I did however make a effort to look up the soldier who captured the pistol. Found out he was a sergeant in General Patton’s third army during the war. To my surprise! This former soldier lives in my town! I looked him up in the local phone book and gave him a call. I explained the purpose of the call, mainly any history he could give me concerning this pistol. We made a date to meet at a local coffee shop. I still can recall how excited I was to meet this person, let alone hear from him how he acquired this gun.

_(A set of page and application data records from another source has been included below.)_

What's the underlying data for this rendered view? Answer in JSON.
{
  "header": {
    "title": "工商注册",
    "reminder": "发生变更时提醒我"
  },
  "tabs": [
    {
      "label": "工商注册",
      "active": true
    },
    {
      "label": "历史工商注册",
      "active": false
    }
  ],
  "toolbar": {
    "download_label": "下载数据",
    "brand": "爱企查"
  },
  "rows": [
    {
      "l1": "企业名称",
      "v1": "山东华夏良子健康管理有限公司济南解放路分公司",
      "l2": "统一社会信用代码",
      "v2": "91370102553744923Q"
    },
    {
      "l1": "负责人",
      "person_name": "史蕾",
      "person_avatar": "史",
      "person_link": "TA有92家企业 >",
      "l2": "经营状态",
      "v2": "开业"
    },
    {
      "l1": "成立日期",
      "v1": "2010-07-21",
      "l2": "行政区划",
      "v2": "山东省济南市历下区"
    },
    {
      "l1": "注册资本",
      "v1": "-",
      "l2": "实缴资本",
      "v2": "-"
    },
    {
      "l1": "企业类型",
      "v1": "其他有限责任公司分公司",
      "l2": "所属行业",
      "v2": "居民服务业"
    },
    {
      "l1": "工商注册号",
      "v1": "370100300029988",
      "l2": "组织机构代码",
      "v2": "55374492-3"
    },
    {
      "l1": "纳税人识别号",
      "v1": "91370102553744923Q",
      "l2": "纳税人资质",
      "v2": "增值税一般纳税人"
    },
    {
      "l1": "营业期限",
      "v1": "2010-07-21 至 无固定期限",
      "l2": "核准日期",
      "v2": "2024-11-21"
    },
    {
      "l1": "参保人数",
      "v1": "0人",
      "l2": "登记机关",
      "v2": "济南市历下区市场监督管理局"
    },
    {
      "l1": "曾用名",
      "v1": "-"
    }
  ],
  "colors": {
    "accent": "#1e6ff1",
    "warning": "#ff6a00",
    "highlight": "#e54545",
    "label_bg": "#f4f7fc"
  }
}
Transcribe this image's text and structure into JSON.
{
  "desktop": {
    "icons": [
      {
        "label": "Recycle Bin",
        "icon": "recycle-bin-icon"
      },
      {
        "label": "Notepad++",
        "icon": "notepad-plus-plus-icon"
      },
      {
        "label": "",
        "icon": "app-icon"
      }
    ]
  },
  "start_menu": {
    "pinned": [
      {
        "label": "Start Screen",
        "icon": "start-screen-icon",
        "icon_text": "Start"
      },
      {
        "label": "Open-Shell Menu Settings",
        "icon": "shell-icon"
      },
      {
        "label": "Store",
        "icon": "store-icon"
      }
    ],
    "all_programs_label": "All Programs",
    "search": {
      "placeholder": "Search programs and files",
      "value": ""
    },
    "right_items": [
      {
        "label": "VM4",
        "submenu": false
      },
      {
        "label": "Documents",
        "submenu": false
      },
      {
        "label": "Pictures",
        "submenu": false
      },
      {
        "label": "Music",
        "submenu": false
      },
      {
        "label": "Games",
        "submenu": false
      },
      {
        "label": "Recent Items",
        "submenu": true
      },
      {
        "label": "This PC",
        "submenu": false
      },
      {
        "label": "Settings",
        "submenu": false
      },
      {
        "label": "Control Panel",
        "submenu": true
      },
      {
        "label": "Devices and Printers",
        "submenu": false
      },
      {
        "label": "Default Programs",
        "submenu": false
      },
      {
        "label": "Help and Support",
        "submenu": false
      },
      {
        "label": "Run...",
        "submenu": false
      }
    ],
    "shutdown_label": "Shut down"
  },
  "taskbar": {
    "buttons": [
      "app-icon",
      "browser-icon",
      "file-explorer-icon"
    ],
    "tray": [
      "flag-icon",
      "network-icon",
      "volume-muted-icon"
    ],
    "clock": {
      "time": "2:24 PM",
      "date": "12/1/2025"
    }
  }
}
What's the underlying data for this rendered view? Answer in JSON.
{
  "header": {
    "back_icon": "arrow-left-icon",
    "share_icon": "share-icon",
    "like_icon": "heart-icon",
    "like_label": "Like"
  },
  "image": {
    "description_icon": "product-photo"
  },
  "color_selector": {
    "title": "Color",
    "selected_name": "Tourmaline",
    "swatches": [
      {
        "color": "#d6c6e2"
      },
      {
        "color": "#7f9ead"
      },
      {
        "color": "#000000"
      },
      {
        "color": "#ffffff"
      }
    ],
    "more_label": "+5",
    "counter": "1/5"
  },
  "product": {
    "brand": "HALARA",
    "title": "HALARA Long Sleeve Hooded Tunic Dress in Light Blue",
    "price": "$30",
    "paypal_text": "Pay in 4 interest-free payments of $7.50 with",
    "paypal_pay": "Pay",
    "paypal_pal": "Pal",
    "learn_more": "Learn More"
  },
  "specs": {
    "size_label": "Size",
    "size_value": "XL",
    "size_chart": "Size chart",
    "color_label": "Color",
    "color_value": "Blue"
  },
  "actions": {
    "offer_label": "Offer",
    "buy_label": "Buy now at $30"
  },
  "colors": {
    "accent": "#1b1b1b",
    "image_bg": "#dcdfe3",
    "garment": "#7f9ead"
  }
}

When we met, he was really nice and very outgoing. He did state that he was surprised and disappointed that his son sold his pistol. He told me that he gave this pistol to his son several years earlier as a gift. I offered to sell the pistol back to him as I did not wish to create any hard feelings in his family. He graciously declined my offer to do so, stating what’s done is done. He went on to tell me that in the last days of the war in Europe many units of the German army were surrendering to American and British forces in mass. The Germans certainly did not want to surrender to the Russians! He told me he was out on a recon patrol when he encountered a German Division on the road. He thought he was in real trouble! Turns out the German Oberst (Colonel in our rank) wished to surrender himself and his men! The sergeant spoke fluent German and was able to work out the details for the surrenders. Oberst, as part of the surrender proceedings gave the sergeant the pistol, he was carrying. He kept this pistol all those years until he gave it to his son. He also gave me a copy of the photo he took of the surrender of the German division.
Unfortunately, this photo did not reproduce very well to show with this article. Boy! what a neat story! He also told me he was born in Germany and emigrated to America in 1929. He joined the army in 1942 and was mustered out in 1946. He also served as a interpreter at the Nurnberg trials in 1946. As you can imagine he was really interesting to listen to. This talk really made me appreciate this Luger even more.
As a Luger collector,this documented history of this pistol really makes this gun stand out. It’s not often that a collector can find out the history and background of a firearm. This gun served Germany in two World Wars and survived the peace as a war captured souvenier. Not too many guns can say that and back it up. I am very careful to preserve this history and documents I have on this Luger. It’s important to do this,for once the history is lost it’s gone for good. I as a collector,am only the caretaker for this pistol for a period of time until the next collector takes my place. So if you have a gun with some interesting history, be sure to write it all down and document it as much as possible. This can be important to the possible value of the firearm or maybe to your family history or to related events in the past. That’s what makes collecting so much fun! You never know what kind of history you may dig up with your firearm if you do a little digging and research.
Until Next Time